“I am delighted that the MCCHD has been selected as the umbrella organization to lead GA-AIMH forward as a vibrant and highly collaborative catalyst for advancing infant and early childhood mental health throughout the state of Georgia,” said Kathleen Baggett, interim director of the MCCHD and an associate professor of health promotion and behavior in the School of Public Health.
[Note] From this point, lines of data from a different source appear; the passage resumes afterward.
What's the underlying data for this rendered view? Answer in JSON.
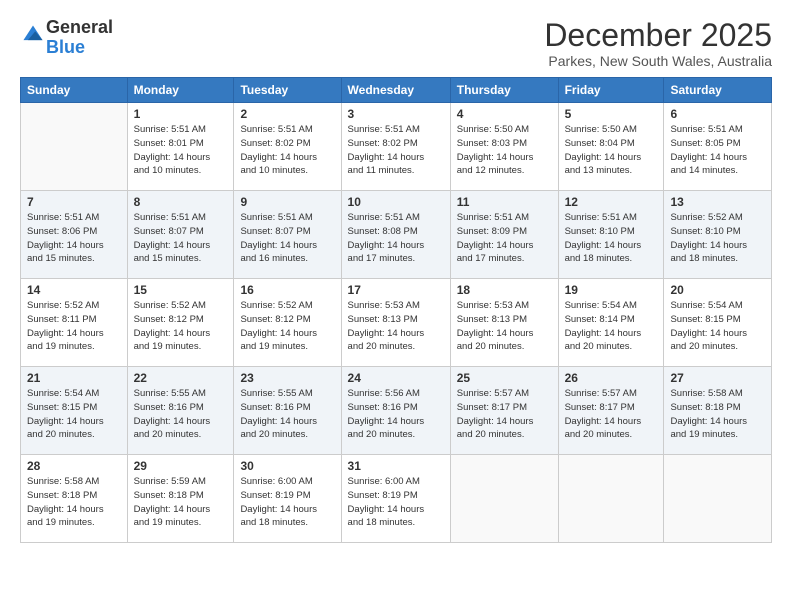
{
  "logo": {
    "general": "General",
    "blue": "Blue"
  },
  "header": {
    "month": "December 2025",
    "location": "Parkes, New South Wales, Australia"
  },
  "weekdays": [
    "Sunday",
    "Monday",
    "Tuesday",
    "Wednesday",
    "Thursday",
    "Friday",
    "Saturday"
  ],
  "weeks": [
    [
      {
        "day": "",
        "info": ""
      },
      {
        "day": "1",
        "info": "Sunrise: 5:51 AM\nSunset: 8:01 PM\nDaylight: 14 hours\nand 10 minutes."
      },
      {
        "day": "2",
        "info": "Sunrise: 5:51 AM\nSunset: 8:02 PM\nDaylight: 14 hours\nand 10 minutes."
      },
      {
        "day": "3",
        "info": "Sunrise: 5:51 AM\nSunset: 8:02 PM\nDaylight: 14 hours\nand 11 minutes."
      },
      {
        "day": "4",
        "info": "Sunrise: 5:50 AM\nSunset: 8:03 PM\nDaylight: 14 hours\nand 12 minutes."
      },
      {
        "day": "5",
        "info": "Sunrise: 5:50 AM\nSunset: 8:04 PM\nDaylight: 14 hours\nand 13 minutes."
      },
      {
        "day": "6",
        "info": "Sunrise: 5:51 AM\nSunset: 8:05 PM\nDaylight: 14 hours\nand 14 minutes."
      }
    ],
    [
      {
        "day": "7",
        "info": "Sunrise: 5:51 AM\nSunset: 8:06 PM\nDaylight: 14 hours\nand 15 minutes."
      },
      {
        "day": "8",
        "info": "Sunrise: 5:51 AM\nSunset: 8:07 PM\nDaylight: 14 hours\nand 15 minutes."
      },
      {
        "day": "9",
        "info": "Sunrise: 5:51 AM\nSunset: 8:07 PM\nDaylight: 14 hours\nand 16 minutes."
      },
      {
        "day": "10",
        "info": "Sunrise: 5:51 AM\nSunset: 8:08 PM\nDaylight: 14 hours\nand 17 minutes."
      },
      {
        "day": "11",
        "info": "Sunrise: 5:51 AM\nSunset: 8:09 PM\nDaylight: 14 hours\nand 17 minutes."
      },
      {
        "day": "12",
        "info": "Sunrise: 5:51 AM\nSunset: 8:10 PM\nDaylight: 14 hours\nand 18 minutes."
      },
      {
        "day": "13",
        "info": "Sunrise: 5:52 AM\nSunset: 8:10 PM\nDaylight: 14 hours\nand 18 minutes."
      }
    ],
    [
      {
        "day": "14",
        "info": "Sunrise: 5:52 AM\nSunset: 8:11 PM\nDaylight: 14 hours\nand 19 minutes."
      },
      {
        "day": "15",
        "info": "Sunrise: 5:52 AM\nSunset: 8:12 PM\nDaylight: 14 hours\nand 19 minutes."
      },
      {
        "day": "16",
        "info": "Sunrise: 5:52 AM\nSunset: 8:12 PM\nDaylight: 14 hours\nand 19 minutes."
      },
      {
        "day": "17",
        "info": "Sunrise: 5:53 AM\nSunset: 8:13 PM\nDaylight: 14 hours\nand 20 minutes."
      },
      {
        "day": "18",
        "info": "Sunrise: 5:53 AM\nSunset: 8:13 PM\nDaylight: 14 hours\nand 20 minutes."
      },
      {
        "day": "19",
        "info": "Sunrise: 5:54 AM\nSunset: 8:14 PM\nDaylight: 14 hours\nand 20 minutes."
      },
      {
        "day": "20",
        "info": "Sunrise: 5:54 AM\nSunset: 8:15 PM\nDaylight: 14 hours\nand 20 minutes."
      }
    ],
    [
      {
        "day": "21",
        "info": "Sunrise: 5:54 AM\nSunset: 8:15 PM\nDaylight: 14 hours\nand 20 minutes."
      },
      {
        "day": "22",
        "info": "Sunrise: 5:55 AM\nSunset: 8:16 PM\nDaylight: 14 hours\nand 20 minutes."
      },
      {
        "day": "23",
        "info": "Sunrise: 5:55 AM\nSunset: 8:16 PM\nDaylight: 14 hours\nand 20 minutes."
      },
      {
        "day": "24",
        "info": "Sunrise: 5:56 AM\nSunset: 8:16 PM\nDaylight: 14 hours\nand 20 minutes."
      },
      {
        "day": "25",
        "info": "Sunrise: 5:57 AM\nSunset: 8:17 PM\nDaylight: 14 hours\nand 20 minutes."
      },
      {
        "day": "26",
        "info": "Sunrise: 5:57 AM\nSunset: 8:17 PM\nDaylight: 14 hours\nand 20 minutes."
      },
      {
        "day": "27",
        "info": "Sunrise: 5:58 AM\nSunset: 8:18 PM\nDaylight: 14 hours\nand 19 minutes."
      }
    ],
    [
      {
        "day": "28",
        "info": "Sunrise: 5:58 AM\nSunset: 8:18 PM\nDaylight: 14 hours\nand 19 minutes."
      },
      {
        "day": "29",
        "info": "Sunrise: 5:59 AM\nSunset: 8:18 PM\nDaylight: 14 hours\nand 19 minutes."
      },
      {
        "day": "30",
        "info": "Sunrise: 6:00 AM\nSunset: 8:19 PM\nDaylight: 14 hours\nand 18 minutes."
      },
      {
        "day": "31",
        "info": "Sunrise: 6:00 AM\nSunset: 8:19 PM\nDaylight: 14 hours\nand 18 minutes."
      },
      {
        "day": "",
        "info": ""
      },
      {
        "day": "",
        "info": ""
      },
      {
        "day": "",
        "info": ""
      }
    ]
  ]
}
The Mark Chaffin Center is focused on preventing and addressing child maltreatment, building social-emotional competencies and promoting meaningful inclusion and quality of life for individuals with intellectual and developmental disabilities. Center faculty and staff develop, study and bring to scale real-world implementation of evidence-based practices. Within the Mark Chaffin Center, GA-AIMH will support a range of early childhood professionals who address the social, emotional and developmental needs of young children and their families.
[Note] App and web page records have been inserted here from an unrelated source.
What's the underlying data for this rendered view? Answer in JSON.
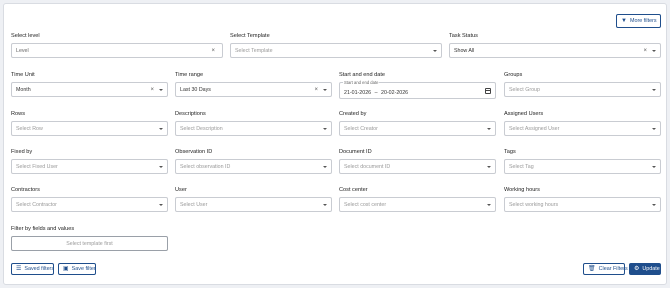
{
  "header": {
    "more_filters_label": "More filters"
  },
  "fields": {
    "level": {
      "label": "Select level",
      "value": "Level"
    },
    "template": {
      "label": "Select Template",
      "placeholder": "Select Template"
    },
    "task_status": {
      "label": "Task Status",
      "value": "Show All"
    },
    "time_unit": {
      "label": "Time Unit",
      "value": "Month"
    },
    "time_range": {
      "label": "Time range",
      "value": "Last 30 Days"
    },
    "dates": {
      "label": "Start and end date",
      "legend": "Start and end date",
      "start": "21-01-2026",
      "separator": "–",
      "end": "20-02-2026"
    },
    "groups": {
      "label": "Groups",
      "placeholder": "Select Group"
    },
    "rows": {
      "label": "Rows",
      "placeholder": "Select Row"
    },
    "descriptions": {
      "label": "Descriptions",
      "placeholder": "Select Description"
    },
    "created_by": {
      "label": "Created by",
      "placeholder": "Select Creator"
    },
    "assigned_users": {
      "label": "Assigned Users",
      "placeholder": "Select Assigned User"
    },
    "fixed_by": {
      "label": "Fixed by",
      "placeholder": "Select Fixed User"
    },
    "observation_id": {
      "label": "Observation ID",
      "placeholder": "Select observation ID"
    },
    "document_id": {
      "label": "Document ID",
      "placeholder": "Select document ID"
    },
    "tags": {
      "label": "Tags",
      "placeholder": "Select Tag"
    },
    "contractors": {
      "label": "Contractors",
      "placeholder": "Select Contractor"
    },
    "user": {
      "label": "User",
      "placeholder": "Select User"
    },
    "cost_center": {
      "label": "Cost center",
      "placeholder": "Select cost center"
    },
    "working_hours": {
      "label": "Working hours",
      "placeholder": "Select working hours"
    }
  },
  "filter_by_fields": {
    "label": "Filter by fields and values",
    "placeholder": "Select template first"
  },
  "footer": {
    "saved_filters_label": "Saved filters",
    "save_filter_label": "Save filter",
    "clear_filters_label": "Clear Filters",
    "update_label": "Update"
  }
}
The mission of GA-AIMH is to promote family, infant and early childhood mental health as foundational to development. The group raises awareness of young children’s social and emotional needs; builds culturally responsive preventive and therapeutic professional capacities; fosters interdisciplinary and cross-system collaboration by supporting professionals working with and on behalf of infants, young children, and their families; and advocates for and supports policies in the best interest of infants, young children, families and communities.
A key component of GA-AIMH will be the Endorsement for Culturally Sensitive, Relationship-Focused Practice Promoting Infant & Early Childhood Mental Health, which was originally created by the Alliance for the Advancement of Infant Mental Health. Endorsement provides recognition of specialized knowledge and expertise among professionals working with or on behalf of pregnant women, young children and their families. Endorsement is not a license but an overlay that complements one’s professional license and/or other credentials. Thirty-two other states, including Alabama, South Carolina, Tennessee, and Florida, already offer the Endorsement.
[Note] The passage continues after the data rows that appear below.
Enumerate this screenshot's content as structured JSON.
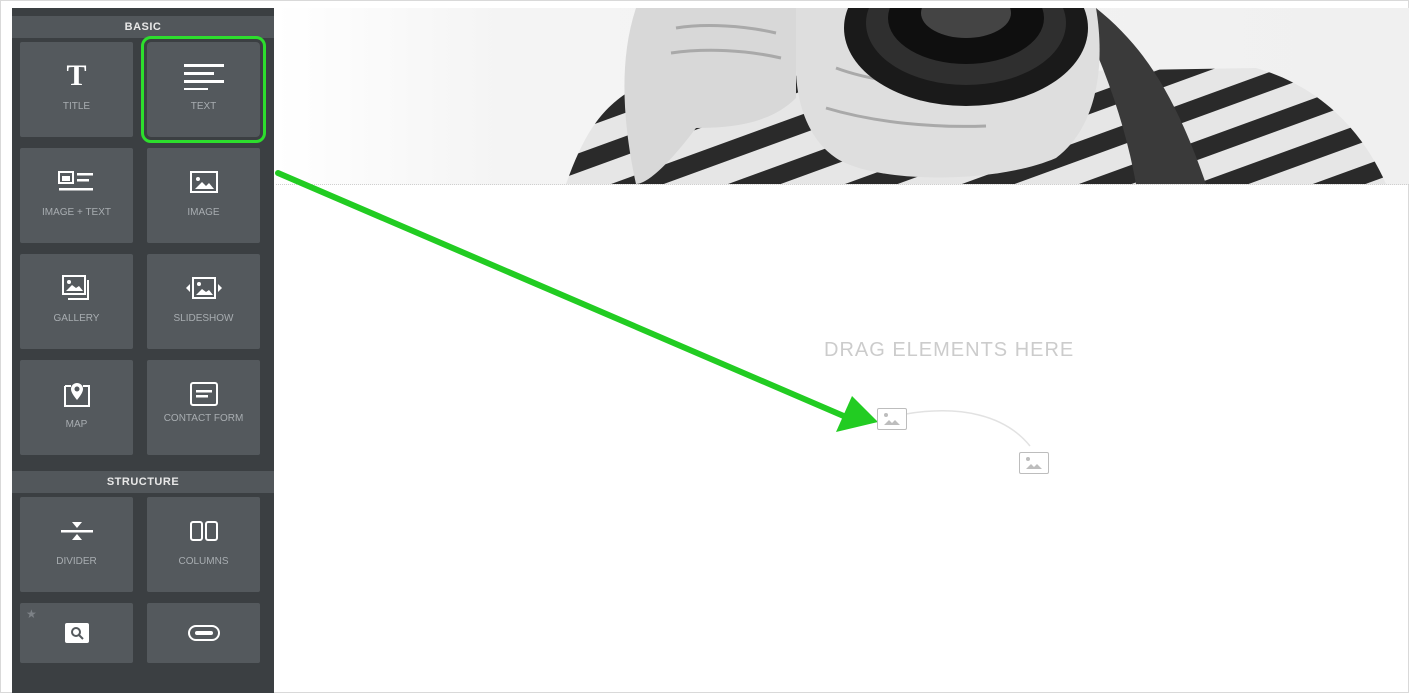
{
  "sidebar": {
    "basic_header": "BASIC",
    "structure_header": "STRUCTURE",
    "basic_items": [
      {
        "label": "TITLE",
        "icon": "title-icon"
      },
      {
        "label": "TEXT",
        "icon": "text-icon"
      },
      {
        "label": "IMAGE + TEXT",
        "icon": "image-text-icon"
      },
      {
        "label": "IMAGE",
        "icon": "image-icon"
      },
      {
        "label": "GALLERY",
        "icon": "gallery-icon"
      },
      {
        "label": "SLIDESHOW",
        "icon": "slideshow-icon"
      },
      {
        "label": "MAP",
        "icon": "map-pin-icon"
      },
      {
        "label": "CONTACT FORM",
        "icon": "contact-form-icon"
      }
    ],
    "structure_items": [
      {
        "label": "DIVIDER",
        "icon": "divider-icon"
      },
      {
        "label": "COLUMNS",
        "icon": "columns-icon"
      },
      {
        "label": "",
        "icon": "search-icon"
      },
      {
        "label": "",
        "icon": "button-icon"
      }
    ],
    "star_glyph": "★"
  },
  "canvas": {
    "drop_text": "DRAG ELEMENTS HERE"
  },
  "colors": {
    "sidebar_bg": "#3b3f42",
    "tile_bg": "#54595d",
    "highlight": "#2dde2d",
    "arrow": "#22cc22"
  }
}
Funding and support for GA-AIMH has been provided by the Georgia Department of Early Care and Learning, the Community Foundation for Greater Atlanta and the Center for Leadership in Disability at Georgia State, led by Emily Graybill, clinical associate professor in the School of Public Health. Georgia Early Education Alliance for Ready Students has served as the host organization and fiscal agent for GA-AIMH. An exploratory board, formed in 2020 and chaired by Trasie Topple, director of the Infant and Early Childhood Mental Health Services of Georgia, and Kathy Bragg, clinical director of CHRIS 180, will continue to serve as a community advisory board.